__How to complete this task__
Return the records that follow, unchanged and complete.

[Entries from a dataset of interfaces]
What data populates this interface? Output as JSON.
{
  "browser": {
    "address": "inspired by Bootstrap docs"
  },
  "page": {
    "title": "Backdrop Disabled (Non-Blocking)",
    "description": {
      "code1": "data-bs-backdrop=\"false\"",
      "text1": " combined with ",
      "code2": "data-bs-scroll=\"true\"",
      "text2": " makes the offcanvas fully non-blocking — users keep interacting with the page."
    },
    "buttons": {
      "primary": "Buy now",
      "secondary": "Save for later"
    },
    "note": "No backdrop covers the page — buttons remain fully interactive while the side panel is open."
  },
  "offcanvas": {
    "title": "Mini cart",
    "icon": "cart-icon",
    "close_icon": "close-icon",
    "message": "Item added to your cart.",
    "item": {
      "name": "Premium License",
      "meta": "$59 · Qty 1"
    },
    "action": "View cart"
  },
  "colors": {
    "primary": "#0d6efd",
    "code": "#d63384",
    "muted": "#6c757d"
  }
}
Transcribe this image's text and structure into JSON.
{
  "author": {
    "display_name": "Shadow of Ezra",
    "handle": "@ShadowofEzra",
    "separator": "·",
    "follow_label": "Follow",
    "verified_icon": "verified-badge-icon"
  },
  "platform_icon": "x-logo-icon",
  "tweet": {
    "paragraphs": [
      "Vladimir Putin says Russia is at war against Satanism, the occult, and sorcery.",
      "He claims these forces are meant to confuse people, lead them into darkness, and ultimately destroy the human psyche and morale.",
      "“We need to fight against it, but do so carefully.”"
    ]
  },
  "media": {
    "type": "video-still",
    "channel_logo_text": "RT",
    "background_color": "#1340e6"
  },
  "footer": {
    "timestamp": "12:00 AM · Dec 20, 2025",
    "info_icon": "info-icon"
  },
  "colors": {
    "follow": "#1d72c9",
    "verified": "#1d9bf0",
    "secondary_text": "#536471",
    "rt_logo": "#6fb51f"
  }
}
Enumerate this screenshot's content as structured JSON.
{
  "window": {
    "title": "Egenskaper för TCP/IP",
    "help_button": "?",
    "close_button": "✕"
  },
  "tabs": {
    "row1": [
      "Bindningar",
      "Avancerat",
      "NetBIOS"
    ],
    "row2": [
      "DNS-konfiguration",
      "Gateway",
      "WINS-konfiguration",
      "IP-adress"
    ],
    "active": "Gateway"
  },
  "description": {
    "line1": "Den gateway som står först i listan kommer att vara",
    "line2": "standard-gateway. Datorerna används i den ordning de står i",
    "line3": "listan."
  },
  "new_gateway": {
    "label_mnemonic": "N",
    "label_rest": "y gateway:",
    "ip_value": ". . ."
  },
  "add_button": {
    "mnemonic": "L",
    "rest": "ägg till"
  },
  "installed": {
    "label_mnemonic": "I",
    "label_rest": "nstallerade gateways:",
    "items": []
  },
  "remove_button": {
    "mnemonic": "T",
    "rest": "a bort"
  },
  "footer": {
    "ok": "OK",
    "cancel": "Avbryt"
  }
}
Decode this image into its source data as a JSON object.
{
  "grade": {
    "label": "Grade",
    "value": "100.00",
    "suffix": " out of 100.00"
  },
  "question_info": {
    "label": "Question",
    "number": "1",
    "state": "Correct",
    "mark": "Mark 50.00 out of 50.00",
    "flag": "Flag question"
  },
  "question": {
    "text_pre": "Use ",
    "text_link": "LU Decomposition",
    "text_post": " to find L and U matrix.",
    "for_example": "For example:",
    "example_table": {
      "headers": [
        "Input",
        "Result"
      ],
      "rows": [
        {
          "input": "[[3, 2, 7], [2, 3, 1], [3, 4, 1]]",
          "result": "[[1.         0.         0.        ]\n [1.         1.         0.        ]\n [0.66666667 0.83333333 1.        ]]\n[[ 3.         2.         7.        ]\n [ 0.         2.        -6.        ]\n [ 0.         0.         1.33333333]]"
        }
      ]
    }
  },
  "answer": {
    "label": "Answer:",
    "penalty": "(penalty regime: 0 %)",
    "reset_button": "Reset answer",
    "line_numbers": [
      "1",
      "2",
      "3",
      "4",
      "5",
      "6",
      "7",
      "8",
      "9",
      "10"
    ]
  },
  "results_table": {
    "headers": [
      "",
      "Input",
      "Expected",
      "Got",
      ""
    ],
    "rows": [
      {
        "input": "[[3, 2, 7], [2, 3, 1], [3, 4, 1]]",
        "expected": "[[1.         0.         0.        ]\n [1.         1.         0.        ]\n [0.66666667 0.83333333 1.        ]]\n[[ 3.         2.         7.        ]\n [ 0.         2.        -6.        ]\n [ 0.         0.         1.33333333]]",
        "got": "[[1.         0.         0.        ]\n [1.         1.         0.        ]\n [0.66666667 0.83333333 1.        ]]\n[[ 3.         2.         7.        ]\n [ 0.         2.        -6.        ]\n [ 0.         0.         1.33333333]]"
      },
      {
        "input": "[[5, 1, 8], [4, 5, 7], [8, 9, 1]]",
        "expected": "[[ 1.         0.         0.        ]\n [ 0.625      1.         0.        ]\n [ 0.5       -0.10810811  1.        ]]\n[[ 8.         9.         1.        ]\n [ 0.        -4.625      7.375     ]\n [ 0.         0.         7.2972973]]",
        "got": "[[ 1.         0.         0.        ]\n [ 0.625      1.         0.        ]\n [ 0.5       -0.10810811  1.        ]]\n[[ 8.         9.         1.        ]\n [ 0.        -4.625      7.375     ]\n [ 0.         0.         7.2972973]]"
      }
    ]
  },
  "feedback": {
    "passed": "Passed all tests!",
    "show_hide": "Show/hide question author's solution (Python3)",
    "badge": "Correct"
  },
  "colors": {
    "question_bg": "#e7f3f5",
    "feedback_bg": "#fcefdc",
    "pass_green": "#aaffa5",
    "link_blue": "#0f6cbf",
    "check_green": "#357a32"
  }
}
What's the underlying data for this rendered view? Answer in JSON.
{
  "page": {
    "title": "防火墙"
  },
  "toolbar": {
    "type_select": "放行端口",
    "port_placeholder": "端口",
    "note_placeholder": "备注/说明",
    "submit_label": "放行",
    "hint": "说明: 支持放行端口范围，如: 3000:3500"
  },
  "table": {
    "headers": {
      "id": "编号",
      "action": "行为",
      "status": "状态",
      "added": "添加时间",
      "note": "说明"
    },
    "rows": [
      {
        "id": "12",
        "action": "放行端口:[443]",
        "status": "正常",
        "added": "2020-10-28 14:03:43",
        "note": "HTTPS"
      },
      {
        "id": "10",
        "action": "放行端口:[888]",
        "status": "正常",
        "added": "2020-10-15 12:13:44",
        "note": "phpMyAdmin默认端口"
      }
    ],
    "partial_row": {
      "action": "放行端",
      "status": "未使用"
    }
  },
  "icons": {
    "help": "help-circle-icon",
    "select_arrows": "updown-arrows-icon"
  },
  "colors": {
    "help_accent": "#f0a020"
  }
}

__Exercise answer__
What data populates this interface? Output as JSON.
{
  "browser": {
    "address": "inspired by Bootstrap docs"
  },
  "page": {
    "title": "Backdrop Disabled (Non-Blocking)",
    "description": {
      "code1": "data-bs-backdrop=\"false\"",
      "text1": " combined with ",
      "code2": "data-bs-scroll=\"true\"",
      "text2": " makes the offcanvas fully non-blocking — users keep interacting with the page."
    },
    "buttons": {
      "primary": "Buy now",
      "secondary": "Save for later"
    },
    "note": "No backdrop covers the page — buttons remain fully interactive while the side panel is open."
  },
  "offcanvas": {
    "title": "Mini cart",
    "icon": "cart-icon",
    "close_icon": "close-icon",
    "message": "Item added to your cart.",
    "item": {
      "name": "Premium License",
      "meta": "$59 · Qty 1"
    },
    "action": "View cart"
  },
  "colors": {
    "primary": "#0d6efd",
    "code": "#d63384",
    "muted": "#6c757d"
  }
}
Transcribe this image's text and structure into JSON.
{
  "author": {
    "display_name": "Shadow of Ezra",
    "handle": "@ShadowofEzra",
    "separator": "·",
    "follow_label": "Follow",
    "verified_icon": "verified-badge-icon"
  },
  "platform_icon": "x-logo-icon",
  "tweet": {
    "paragraphs": [
      "Vladimir Putin says Russia is at war against Satanism, the occult, and sorcery.",
      "He claims these forces are meant to confuse people, lead them into darkness, and ultimately destroy the human psyche and morale.",
      "“We need to fight against it, but do so carefully.”"
    ]
  },
  "media": {
    "type": "video-still",
    "channel_logo_text": "RT",
    "background_color": "#1340e6"
  },
  "footer": {
    "timestamp": "12:00 AM · Dec 20, 2025",
    "info_icon": "info-icon"
  },
  "colors": {
    "follow": "#1d72c9",
    "verified": "#1d9bf0",
    "secondary_text": "#536471",
    "rt_logo": "#6fb51f"
  }
}
Enumerate this screenshot's content as structured JSON.
{
  "window": {
    "title": "Egenskaper för TCP/IP",
    "help_button": "?",
    "close_button": "✕"
  },
  "tabs": {
    "row1": [
      "Bindningar",
      "Avancerat",
      "NetBIOS"
    ],
    "row2": [
      "DNS-konfiguration",
      "Gateway",
      "WINS-konfiguration",
      "IP-adress"
    ],
    "active": "Gateway"
  },
  "description": {
    "line1": "Den gateway som står först i listan kommer att vara",
    "line2": "standard-gateway. Datorerna används i den ordning de står i",
    "line3": "listan."
  },
  "new_gateway": {
    "label_mnemonic": "N",
    "label_rest": "y gateway:",
    "ip_value": ". . ."
  },
  "add_button": {
    "mnemonic": "L",
    "rest": "ägg till"
  },
  "installed": {
    "label_mnemonic": "I",
    "label_rest": "nstallerade gateways:",
    "items": []
  },
  "remove_button": {
    "mnemonic": "T",
    "rest": "a bort"
  },
  "footer": {
    "ok": "OK",
    "cancel": "Avbryt"
  }
}
Decode this image into its source data as a JSON object.
{
  "grade": {
    "label": "Grade",
    "value": "100.00",
    "suffix": " out of 100.00"
  },
  "question_info": {
    "label": "Question",
    "number": "1",
    "state": "Correct",
    "mark": "Mark 50.00 out of 50.00",
    "flag": "Flag question"
  },
  "question": {
    "text_pre": "Use ",
    "text_link": "LU Decomposition",
    "text_post": " to find L and U matrix.",
    "for_example": "For example:",
    "example_table": {
      "headers": [
        "Input",
        "Result"
      ],
      "rows": [
        {
          "input": "[[3, 2, 7], [2, 3, 1], [3, 4, 1]]",
          "result": "[[1.         0.         0.        ]\n [1.         1.         0.        ]\n [0.66666667 0.83333333 1.        ]]\n[[ 3.         2.         7.        ]\n [ 0.         2.        -6.        ]\n [ 0.         0.         1.33333333]]"
        }
      ]
    }
  },
  "answer": {
    "label": "Answer:",
    "penalty": "(penalty regime: 0 %)",
    "reset_button": "Reset answer",
    "line_numbers": [
      "1",
      "2",
      "3",
      "4",
      "5",
      "6",
      "7",
      "8",
      "9",
      "10"
    ]
  },
  "results_table": {
    "headers": [
      "",
      "Input",
      "Expected",
      "Got",
      ""
    ],
    "rows": [
      {
        "input": "[[3, 2, 7], [2, 3, 1], [3, 4, 1]]",
        "expected": "[[1.         0.         0.        ]\n [1.         1.         0.        ]\n [0.66666667 0.83333333 1.        ]]\n[[ 3.         2.         7.        ]\n [ 0.         2.        -6.        ]\n [ 0.         0.         1.33333333]]",
        "got": "[[1.         0.         0.        ]\n [1.         1.         0.        ]\n [0.66666667 0.83333333 1.        ]]\n[[ 3.         2.         7.        ]\n [ 0.         2.        -6.        ]\n [ 0.         0.         1.33333333]]"
      },
      {
        "input": "[[5, 1, 8], [4, 5, 7], [8, 9, 1]]",
        "expected": "[[ 1.         0.         0.        ]\n [ 0.625      1.         0.        ]\n [ 0.5       -0.10810811  1.        ]]\n[[ 8.         9.         1.        ]\n [ 0.        -4.625      7.375     ]\n [ 0.         0.         7.2972973]]",
        "got": "[[ 1.         0.         0.        ]\n [ 0.625      1.         0.        ]\n [ 0.5       -0.10810811  1.        ]]\n[[ 8.         9.         1.        ]\n [ 0.        -4.625      7.375     ]\n [ 0.         0.         7.2972973]]"
      }
    ]
  },
  "feedback": {
    "passed": "Passed all tests!",
    "show_hide": "Show/hide question author's solution (Python3)",
    "badge": "Correct"
  },
  "colors": {
    "question_bg": "#e7f3f5",
    "feedback_bg": "#fcefdc",
    "pass_green": "#aaffa5",
    "link_blue": "#0f6cbf",
    "check_green": "#357a32"
  }
}
What's the underlying data for this rendered view? Answer in JSON.
{
  "page": {
    "title": "防火墙"
  },
  "toolbar": {
    "type_select": "放行端口",
    "port_placeholder": "端口",
    "note_placeholder": "备注/说明",
    "submit_label": "放行",
    "hint": "说明: 支持放行端口范围，如: 3000:3500"
  },
  "table": {
    "headers": {
      "id": "编号",
      "action": "行为",
      "status": "状态",
      "added": "添加时间",
      "note": "说明"
    },
    "rows": [
      {
        "id": "12",
        "action": "放行端口:[443]",
        "status": "正常",
        "added": "2020-10-28 14:03:43",
        "note": "HTTPS"
      },
      {
        "id": "10",
        "action": "放行端口:[888]",
        "status": "正常",
        "added": "2020-10-15 12:13:44",
        "note": "phpMyAdmin默认端口"
      }
    ],
    "partial_row": {
      "action": "放行端",
      "status": "未使用"
    }
  },
  "icons": {
    "help": "help-circle-icon",
    "select_arrows": "updown-arrows-icon"
  },
  "colors": {
    "help_accent": "#f0a020"
  }
}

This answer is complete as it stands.